Material supplied
┌────────

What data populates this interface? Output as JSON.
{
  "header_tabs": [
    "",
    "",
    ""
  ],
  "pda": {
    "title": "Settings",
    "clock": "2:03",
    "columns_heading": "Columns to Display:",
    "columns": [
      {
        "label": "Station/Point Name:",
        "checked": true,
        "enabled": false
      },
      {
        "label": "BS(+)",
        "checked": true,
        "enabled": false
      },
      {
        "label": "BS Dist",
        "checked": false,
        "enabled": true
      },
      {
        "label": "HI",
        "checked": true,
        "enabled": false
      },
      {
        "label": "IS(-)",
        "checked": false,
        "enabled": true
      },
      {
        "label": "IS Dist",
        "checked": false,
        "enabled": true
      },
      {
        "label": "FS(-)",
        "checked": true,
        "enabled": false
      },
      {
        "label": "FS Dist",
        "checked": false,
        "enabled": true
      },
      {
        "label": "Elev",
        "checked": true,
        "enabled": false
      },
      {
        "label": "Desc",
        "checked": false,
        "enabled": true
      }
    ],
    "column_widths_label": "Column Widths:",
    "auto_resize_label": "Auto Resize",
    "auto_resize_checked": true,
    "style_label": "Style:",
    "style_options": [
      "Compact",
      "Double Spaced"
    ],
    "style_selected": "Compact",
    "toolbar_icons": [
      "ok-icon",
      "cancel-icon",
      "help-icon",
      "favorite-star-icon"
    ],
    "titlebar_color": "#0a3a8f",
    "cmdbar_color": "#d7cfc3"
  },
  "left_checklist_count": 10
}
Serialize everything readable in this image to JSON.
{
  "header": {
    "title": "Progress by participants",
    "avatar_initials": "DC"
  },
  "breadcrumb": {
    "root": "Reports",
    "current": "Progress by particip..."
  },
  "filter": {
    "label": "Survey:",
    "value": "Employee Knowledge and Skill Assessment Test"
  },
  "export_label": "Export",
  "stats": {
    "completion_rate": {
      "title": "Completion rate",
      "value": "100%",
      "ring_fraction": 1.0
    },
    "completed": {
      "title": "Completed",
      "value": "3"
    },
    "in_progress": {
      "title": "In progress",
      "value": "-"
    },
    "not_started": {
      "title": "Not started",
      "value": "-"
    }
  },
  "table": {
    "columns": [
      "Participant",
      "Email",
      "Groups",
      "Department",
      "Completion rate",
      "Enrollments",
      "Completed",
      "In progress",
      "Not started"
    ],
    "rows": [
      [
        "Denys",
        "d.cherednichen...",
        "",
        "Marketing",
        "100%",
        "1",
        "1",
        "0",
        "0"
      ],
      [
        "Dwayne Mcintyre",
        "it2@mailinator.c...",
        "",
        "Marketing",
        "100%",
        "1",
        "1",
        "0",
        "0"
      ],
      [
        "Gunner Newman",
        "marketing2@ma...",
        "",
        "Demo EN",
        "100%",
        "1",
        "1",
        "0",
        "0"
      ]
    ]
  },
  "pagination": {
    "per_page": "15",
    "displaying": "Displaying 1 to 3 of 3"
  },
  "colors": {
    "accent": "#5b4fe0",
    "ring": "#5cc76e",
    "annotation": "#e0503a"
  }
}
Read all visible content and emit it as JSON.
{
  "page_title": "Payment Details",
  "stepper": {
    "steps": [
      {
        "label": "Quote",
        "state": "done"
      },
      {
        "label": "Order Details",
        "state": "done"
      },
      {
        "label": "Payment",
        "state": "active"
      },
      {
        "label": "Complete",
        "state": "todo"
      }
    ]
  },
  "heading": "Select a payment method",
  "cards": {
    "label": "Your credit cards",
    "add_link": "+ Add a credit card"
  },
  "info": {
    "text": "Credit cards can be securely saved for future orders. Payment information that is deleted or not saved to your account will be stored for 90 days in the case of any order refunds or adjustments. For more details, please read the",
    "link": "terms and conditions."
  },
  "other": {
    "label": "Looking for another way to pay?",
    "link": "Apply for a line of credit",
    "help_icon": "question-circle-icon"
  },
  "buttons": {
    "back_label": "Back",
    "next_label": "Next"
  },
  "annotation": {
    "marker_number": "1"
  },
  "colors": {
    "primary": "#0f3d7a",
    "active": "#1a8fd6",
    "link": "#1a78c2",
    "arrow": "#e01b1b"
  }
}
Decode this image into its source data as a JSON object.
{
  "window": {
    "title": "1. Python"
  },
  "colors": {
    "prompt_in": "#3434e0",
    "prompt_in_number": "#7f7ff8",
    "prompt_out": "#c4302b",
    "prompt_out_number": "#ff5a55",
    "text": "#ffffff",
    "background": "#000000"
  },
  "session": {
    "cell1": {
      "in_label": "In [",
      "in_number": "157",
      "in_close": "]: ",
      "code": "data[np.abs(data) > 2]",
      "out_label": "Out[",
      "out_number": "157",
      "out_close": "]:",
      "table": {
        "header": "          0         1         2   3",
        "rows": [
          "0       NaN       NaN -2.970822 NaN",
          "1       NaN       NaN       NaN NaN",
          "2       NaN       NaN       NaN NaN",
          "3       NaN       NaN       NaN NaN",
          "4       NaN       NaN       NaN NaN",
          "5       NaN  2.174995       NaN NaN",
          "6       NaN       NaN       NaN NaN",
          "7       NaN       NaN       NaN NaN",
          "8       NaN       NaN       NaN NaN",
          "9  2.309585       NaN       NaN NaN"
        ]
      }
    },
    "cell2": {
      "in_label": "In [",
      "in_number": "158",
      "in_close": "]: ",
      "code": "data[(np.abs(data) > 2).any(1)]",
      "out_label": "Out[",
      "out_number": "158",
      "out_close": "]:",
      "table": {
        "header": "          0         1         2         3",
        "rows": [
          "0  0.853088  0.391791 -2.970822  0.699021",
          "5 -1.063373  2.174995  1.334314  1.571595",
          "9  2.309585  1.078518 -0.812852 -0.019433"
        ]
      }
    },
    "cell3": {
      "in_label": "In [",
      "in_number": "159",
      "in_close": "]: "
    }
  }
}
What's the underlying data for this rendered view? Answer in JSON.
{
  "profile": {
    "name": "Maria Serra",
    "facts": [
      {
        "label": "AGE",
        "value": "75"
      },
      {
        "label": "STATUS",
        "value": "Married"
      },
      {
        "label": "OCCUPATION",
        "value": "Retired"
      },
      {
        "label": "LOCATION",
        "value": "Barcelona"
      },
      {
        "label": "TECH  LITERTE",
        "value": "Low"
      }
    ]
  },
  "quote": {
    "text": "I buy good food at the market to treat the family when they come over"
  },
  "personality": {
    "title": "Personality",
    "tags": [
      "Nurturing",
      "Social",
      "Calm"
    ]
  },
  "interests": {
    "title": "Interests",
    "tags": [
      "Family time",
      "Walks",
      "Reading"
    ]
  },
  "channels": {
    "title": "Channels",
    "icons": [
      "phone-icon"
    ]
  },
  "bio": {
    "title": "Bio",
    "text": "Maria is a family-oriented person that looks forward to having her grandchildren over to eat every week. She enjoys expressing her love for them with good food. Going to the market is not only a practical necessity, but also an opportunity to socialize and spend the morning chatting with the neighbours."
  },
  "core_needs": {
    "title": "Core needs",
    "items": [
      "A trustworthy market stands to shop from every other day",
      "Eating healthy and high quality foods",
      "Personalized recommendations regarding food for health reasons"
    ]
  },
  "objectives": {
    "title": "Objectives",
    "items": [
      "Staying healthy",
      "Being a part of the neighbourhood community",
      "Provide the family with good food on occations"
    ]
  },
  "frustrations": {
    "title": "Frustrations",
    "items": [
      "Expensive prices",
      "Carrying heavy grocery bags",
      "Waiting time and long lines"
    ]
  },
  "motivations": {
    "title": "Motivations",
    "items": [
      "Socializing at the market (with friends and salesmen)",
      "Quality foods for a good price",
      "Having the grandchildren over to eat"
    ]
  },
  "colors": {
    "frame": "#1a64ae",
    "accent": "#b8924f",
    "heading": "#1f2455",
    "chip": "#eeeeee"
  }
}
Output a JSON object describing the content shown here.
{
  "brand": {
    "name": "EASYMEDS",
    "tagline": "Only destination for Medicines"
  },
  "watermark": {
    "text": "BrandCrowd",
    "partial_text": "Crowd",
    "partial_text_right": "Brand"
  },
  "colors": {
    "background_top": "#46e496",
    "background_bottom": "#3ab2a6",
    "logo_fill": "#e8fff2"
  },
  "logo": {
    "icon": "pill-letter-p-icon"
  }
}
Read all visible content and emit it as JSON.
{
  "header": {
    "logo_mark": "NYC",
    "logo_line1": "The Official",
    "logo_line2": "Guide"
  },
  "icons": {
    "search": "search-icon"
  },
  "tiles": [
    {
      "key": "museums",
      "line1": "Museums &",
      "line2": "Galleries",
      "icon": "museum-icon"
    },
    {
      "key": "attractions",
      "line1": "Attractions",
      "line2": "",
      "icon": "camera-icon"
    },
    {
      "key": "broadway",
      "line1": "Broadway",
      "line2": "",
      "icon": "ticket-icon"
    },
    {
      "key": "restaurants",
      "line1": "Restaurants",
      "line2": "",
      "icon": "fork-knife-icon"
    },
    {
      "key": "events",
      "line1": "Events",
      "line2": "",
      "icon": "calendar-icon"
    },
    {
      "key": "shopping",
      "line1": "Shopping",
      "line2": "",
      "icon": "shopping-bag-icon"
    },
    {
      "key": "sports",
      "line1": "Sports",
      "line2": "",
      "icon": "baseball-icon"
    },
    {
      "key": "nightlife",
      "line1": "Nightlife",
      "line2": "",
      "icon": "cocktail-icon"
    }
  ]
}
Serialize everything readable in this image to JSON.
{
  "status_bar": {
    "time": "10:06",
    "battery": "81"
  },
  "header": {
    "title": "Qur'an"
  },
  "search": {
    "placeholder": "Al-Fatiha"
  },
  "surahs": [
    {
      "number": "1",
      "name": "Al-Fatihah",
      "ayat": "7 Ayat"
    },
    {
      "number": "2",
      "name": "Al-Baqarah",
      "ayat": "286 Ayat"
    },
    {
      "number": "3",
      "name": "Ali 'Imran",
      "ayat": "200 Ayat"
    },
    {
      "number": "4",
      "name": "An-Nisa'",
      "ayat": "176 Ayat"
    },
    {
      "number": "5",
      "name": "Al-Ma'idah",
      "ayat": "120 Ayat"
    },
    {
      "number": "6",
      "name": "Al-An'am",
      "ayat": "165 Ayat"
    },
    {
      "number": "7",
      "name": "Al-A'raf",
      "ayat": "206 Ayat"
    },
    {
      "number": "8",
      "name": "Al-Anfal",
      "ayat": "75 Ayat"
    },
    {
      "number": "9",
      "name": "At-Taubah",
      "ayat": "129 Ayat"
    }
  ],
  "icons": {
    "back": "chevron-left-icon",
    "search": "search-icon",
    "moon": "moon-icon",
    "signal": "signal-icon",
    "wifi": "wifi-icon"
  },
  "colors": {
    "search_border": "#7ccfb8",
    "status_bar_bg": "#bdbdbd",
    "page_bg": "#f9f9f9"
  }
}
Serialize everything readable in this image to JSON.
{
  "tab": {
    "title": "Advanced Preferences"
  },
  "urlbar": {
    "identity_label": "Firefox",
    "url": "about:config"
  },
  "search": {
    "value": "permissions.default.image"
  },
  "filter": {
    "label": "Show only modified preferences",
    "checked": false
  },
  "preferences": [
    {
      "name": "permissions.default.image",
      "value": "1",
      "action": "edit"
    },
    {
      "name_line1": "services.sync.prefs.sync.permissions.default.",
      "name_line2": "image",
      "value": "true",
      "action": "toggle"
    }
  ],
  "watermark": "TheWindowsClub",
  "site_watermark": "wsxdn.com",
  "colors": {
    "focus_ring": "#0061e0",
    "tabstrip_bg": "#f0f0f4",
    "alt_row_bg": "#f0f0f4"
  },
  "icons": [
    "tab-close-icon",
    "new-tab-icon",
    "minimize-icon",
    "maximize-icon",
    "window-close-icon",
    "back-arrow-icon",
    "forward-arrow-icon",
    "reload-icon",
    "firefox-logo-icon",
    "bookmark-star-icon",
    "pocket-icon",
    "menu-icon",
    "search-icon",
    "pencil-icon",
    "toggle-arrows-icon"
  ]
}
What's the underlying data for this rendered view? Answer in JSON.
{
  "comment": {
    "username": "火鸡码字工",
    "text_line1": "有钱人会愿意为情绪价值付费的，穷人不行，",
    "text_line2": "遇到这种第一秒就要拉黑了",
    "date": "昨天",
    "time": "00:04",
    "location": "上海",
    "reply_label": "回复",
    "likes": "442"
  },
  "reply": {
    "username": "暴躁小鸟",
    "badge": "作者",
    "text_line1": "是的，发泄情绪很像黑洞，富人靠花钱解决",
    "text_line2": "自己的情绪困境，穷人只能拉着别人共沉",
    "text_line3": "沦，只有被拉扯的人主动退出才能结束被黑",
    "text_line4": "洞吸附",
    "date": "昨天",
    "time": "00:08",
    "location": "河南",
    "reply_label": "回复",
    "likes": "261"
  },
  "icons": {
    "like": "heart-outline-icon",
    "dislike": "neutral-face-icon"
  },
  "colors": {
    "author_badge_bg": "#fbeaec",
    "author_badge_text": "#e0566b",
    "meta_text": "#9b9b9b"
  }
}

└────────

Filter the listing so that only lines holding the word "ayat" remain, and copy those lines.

      "ayat": "7 Ayat"
      "ayat": "286 Ayat"
      "ayat": "200 Ayat"
      "ayat": "176 Ayat"
      "ayat": "120 Ayat"
      "ayat": "165 Ayat"
      "ayat": "206 Ayat"
      "ayat": "75 Ayat"
      "ayat": "129 Ayat"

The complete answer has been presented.